Dataset excerpts
- - -
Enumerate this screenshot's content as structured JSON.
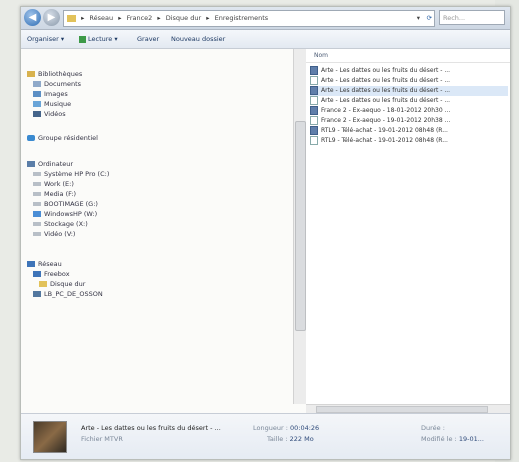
{
  "window": {
    "breadcrumb": [
      "Réseau",
      "France2",
      "Disque dur",
      "Enregistrements"
    ],
    "search_placeholder": "Rech..."
  },
  "toolbar": {
    "organize": "Organiser ▾",
    "read": "Lecture ▾",
    "burn": "Graver",
    "new_folder": "Nouveau dossier"
  },
  "sidebar": {
    "libraries": "Bibliothèques",
    "documents": "Documents",
    "images": "Images",
    "music": "Musique",
    "videos": "Vidéos",
    "homegroup": "Groupe résidentiel",
    "computer": "Ordinateur",
    "drives": [
      "Système HP Pro (C:)",
      "Work (E:)",
      "Media (F:)",
      "BOOTIMAGE (G:)",
      "WindowsHP (W:)",
      "Stockage (X:)",
      "Vidéo (V:)"
    ],
    "network": "Réseau",
    "network_sub": "Freebox",
    "network_folder": "Disque dur",
    "network_pc": "LB_PC_DE_OSSON"
  },
  "files": {
    "column": "Nom",
    "items": [
      "Arte - Les dattes ou les fruits du désert - ...",
      "Arte - Les dattes ou les fruits du désert - ...",
      "Arte - Les dattes ou les fruits du désert - ...",
      "Arte - Les dattes ou les fruits du désert - ...",
      "France 2 - Ex-aequo - 18-01-2012 20h30 ...",
      "France 2 - Ex-aequo - 19-01-2012 20h38 ...",
      "RTL9 - Télé-achat - 19-01-2012 08h48 (R...",
      "RTL9 - Télé-achat - 19-01-2012 08h48 (R..."
    ]
  },
  "details": {
    "title": "Arte - Les dattes ou les fruits du désert - ...",
    "type": "Fichier MTVR",
    "length_label": "Longueur :",
    "length_value": "00:04:26",
    "size_label": "Taille :",
    "size_value": "222 Mo",
    "extra1_label": "Durée :",
    "extra2_label": "Modifié le :",
    "extra2_value": "19-01..."
  }
}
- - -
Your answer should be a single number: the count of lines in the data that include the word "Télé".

**Your response**. 2